Kyiv – Fifty IOM-supported micro-entrepreneurs from among internally displaced and conflict-affected people presented their products at a popular ‘Ulichnaya Eda’ (Street Food) festival held last weekend (13-14 October 2018) in Ukraine’s capital Kyiv. The event, featuring dainties and handmade souvenirs, attracts over 15,000 visitors in average. The fair organizers provided the market space for IOM grantees free-of-charge to sell their honey, chocolate, cookies, natural yogurts, cosmetics, handmade toys, bags and pottery.
Starting from the outbreak of the crisis in 2014 and until now, the UN Migration Agency has helped over 8,000 IDPs and conflict-affected people in Ukraine to start their own business or get self-employed. Almost twice as many received business and career development training from IOM Ukraine.
The UN Migration Agency also established the National Business Exchange Platform, an online and offline resource uniting up to 4,500 entrepreneurs from among IDPs and host community members in order to facilitate their collaboration, business development and new jobs creation.
“While the protracted conflict, now into its fifth year, continues to trigger major challenges for the Ukrainian economy and stretch resources, the donor and international communities’ involvement is crucial to continue addressing the needs of millions of conflict-affected people,” said IOM Ukraine’s Chief of Mission, Dr Thomas Lothar Weiss. “At the same time, the role of Ukrainian civil society and private sector in the integration of IDPs is vital. We are extremely grateful to the business partners who join corporate social responsibility initiatives aimed to support vulnerable migrants in Ukraine.”
Olena was one of the fair participants, selling her home patchwork décor textile products and eco-bags. She is a mother of three and a professional tailor originally from Donetsk Region. Since 2014, she has been living in the town of Koziatyn, Western Ukraine. Olena left all her equipment behind, so starting from scratch at a new place was a big challenge for her. Eventually, she managed to save some money and bought a basic sewing machine. Then she received a professional-grade machine and a steamer from IOM. Now she sews uniforms for a number of restaurants in Kyiv, cooperates with some well-known ateliers, and is in the process of registering her own trade mark. Olena also takes custom orders. Some of her clients are foreigners who are in Ukraine for work and take the opportunity to have bespoke custom made clothes.
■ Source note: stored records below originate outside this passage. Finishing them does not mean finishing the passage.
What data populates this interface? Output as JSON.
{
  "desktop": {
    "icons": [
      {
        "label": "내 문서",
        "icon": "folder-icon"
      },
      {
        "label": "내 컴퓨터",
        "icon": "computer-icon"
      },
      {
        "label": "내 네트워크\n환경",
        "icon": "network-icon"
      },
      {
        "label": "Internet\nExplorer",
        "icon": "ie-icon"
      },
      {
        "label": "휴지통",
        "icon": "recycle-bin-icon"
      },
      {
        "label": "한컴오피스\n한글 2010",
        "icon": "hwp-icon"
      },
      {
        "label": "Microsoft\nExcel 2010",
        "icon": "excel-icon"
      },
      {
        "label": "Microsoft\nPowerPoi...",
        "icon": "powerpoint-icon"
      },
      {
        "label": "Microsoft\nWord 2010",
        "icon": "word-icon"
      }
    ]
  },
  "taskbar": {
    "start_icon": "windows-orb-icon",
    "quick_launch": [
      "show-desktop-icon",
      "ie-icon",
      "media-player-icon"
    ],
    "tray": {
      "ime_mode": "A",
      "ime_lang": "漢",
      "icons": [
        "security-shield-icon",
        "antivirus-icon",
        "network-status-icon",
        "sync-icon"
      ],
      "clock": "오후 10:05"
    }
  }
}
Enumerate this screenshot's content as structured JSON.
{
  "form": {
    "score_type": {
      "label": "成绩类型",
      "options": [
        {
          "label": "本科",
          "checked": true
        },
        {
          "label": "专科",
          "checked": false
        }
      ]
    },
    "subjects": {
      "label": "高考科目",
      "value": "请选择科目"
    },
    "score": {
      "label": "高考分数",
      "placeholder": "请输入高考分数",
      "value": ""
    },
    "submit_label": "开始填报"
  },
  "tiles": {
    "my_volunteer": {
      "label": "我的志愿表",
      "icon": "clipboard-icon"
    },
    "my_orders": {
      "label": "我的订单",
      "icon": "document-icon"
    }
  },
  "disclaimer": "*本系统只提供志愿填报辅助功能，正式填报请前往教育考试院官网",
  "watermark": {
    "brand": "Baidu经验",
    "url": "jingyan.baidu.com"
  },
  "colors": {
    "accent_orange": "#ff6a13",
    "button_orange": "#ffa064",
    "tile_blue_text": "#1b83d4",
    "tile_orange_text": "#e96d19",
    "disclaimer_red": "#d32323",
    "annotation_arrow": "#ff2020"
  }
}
This August Olena opened her own tailor services centre in Koziatyn. “I am happy that my work allows me to be creative, have regular income and meet wonderful people who support and inspire me,” she said.